In 1324 Mansa Musa, King of the Mali Empire and a devout Muslim, made a pilgrimage to Mecca. Says Wikipedia: “His procession was reported to include 60,000 men, 12,000 slaves who each carried four pounds of gold bars, heralds dressed in silks who bore gold staffs, organized horses and handled bags. Musa provided all necessities for the procession, feeding the entire company of men and animals.” The influx of gold was said to have destabilized the Egyptian economy for years.

Mansa Musa journeyed from the Mali Empire’s capital at Timbuktu in the interior of West Africa. His journey created myths about that city as a commercial entrepot, a seat of Islamic learning and a storehouse of gold.

Europeans dreamed of that fabled place, dreamed of its gold. But even five centuries later none of them had ever visited it and lived to tell the tale. Explorers from verdant, well-watered forest lands yearned to penetrate deep into the sunny and parched Sahara desert. The French Société de Géographie even offered a prize of ten thousand francs for the first traveler to return with news of Timbuktu.

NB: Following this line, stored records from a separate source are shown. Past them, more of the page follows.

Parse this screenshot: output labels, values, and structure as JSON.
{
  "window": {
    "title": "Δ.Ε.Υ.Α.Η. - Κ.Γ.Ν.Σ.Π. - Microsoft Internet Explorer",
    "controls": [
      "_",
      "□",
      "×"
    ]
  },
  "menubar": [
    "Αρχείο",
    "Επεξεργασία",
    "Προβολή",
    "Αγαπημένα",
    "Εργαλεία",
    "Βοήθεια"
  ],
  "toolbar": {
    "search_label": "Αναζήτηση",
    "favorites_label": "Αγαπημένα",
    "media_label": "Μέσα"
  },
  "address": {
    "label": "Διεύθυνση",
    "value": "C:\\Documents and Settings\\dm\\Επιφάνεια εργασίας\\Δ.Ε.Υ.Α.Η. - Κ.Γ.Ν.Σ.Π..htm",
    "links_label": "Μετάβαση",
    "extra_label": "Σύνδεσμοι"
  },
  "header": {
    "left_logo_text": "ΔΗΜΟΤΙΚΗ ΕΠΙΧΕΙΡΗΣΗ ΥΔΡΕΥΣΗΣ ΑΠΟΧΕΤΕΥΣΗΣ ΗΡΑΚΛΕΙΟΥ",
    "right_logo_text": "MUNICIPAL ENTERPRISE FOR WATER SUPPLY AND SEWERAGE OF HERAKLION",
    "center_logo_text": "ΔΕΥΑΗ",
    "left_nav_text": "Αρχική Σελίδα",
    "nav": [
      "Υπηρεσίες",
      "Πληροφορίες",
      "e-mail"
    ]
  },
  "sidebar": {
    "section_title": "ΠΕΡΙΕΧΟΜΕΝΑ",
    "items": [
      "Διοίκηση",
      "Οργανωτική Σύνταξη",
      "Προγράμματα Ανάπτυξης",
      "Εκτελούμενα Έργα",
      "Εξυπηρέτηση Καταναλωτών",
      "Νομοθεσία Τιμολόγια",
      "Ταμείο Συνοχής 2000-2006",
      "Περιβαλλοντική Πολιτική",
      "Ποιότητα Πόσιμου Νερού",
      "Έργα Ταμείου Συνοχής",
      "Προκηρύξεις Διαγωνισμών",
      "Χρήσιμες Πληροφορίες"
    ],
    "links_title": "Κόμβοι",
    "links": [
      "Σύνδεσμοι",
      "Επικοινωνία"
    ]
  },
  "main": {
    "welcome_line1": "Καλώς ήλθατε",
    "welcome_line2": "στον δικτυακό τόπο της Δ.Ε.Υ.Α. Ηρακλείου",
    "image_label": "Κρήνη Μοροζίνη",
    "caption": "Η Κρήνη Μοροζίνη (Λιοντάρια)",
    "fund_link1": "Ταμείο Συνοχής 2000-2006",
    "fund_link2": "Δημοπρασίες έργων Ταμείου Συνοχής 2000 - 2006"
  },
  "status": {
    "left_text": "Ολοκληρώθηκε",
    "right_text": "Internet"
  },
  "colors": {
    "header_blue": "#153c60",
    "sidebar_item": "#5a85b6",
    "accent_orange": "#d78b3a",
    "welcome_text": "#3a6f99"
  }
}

Getting there was not easy – and not just because of endless expenses of sand. But also because marauding Tuareg nomads sought plunder and, being Muslims, thought it their duty to kill infidels.

Last week’s TIA post recounted what happened to the well-financed British expedition of Major Gordon Laing. All the explorers in his party were killed, all their belongings stolen. Beware the Tuaregs!

At the time of this treachery, an enterprising and courageous young Frenchman named René Caillié had been thinking outside the box. Maybe a well-financed expedition was not only unnecessary, but invited trouble. Maybe a route to the city from the west and south rather than from Tripoli to the north would be more successful. Maybe a traveler disguised as a Muslim could slip through – “under the radar,” as it were – and not be dispatched as an infidel.

Rene Caillie

Rene Caillie

Caillié was residing on the hump of the West African coast, preparing himself to enter Timbuktu in disguise. He had lived among Arabs, had studied the Koran and their customs, and spoke some of their language. He had also concocted an improbable story: that he was an Arab carried away to France as an infant who now wished to return to his home in Egypt. But if the story lacked credibility, Caillié was too insignificant to bother with. Pester him, harass him, treat him as an outcast. But let him live.

In March, 1826, he converted his savings into gold, silk handkerchiefs, knives, beads, and tobacco and started inland – on foot – along the Rio Nunez in present-day Guinea. At the end of thirteen months, five of them spent in an African village recovering from an illness, Caillié reached his destination – and had a great surprise.

“I looked around and found that the sight before me did not answer my expectations,” he wrote. “The city presented, at first view, nothing but a mass of ill-looking houses built of earth.” After 500 years the city of gold and learning no longer existed.

Caillié stayed in Timbuktu for two weeks. He gathered information, then joined a caravan headed for Morocco. He was particularly anxious not to return west, fearing accusations that he had never reached Timbuktu.

Caillie's drawing of Timbuktu as it looked to him in 1827.

Caillie’s drawing of Timbuktu as it looked to him in 1827.

The journey across the desert took almost three months. Spinning pillars of whirlwinded sand attacked the column of 1,400 camels. Thirst and mirages tormented Caillié. Suspecting he was a Christian, members of the caravan taunted and threw stones at him.

He survived the crossing only to find that a Frenchman disguised as a Muslim could expect little help even from his country’s diplomats. The French consul in Rabat, a Jewish merchant, offered him no help. He begged for food and slept in a cemetery. The consul in Tangier repeatedly refused him entry, on one occasion shouting: “Turn out this dog of a beggar!” Ultimately he relented, however, and arranged passage for Caillié to France.

There he was greeted as a truly intrepid explorer and awarded the ten thousand franc prize. The Société de Géographie was delighted that it went to a Frenchman.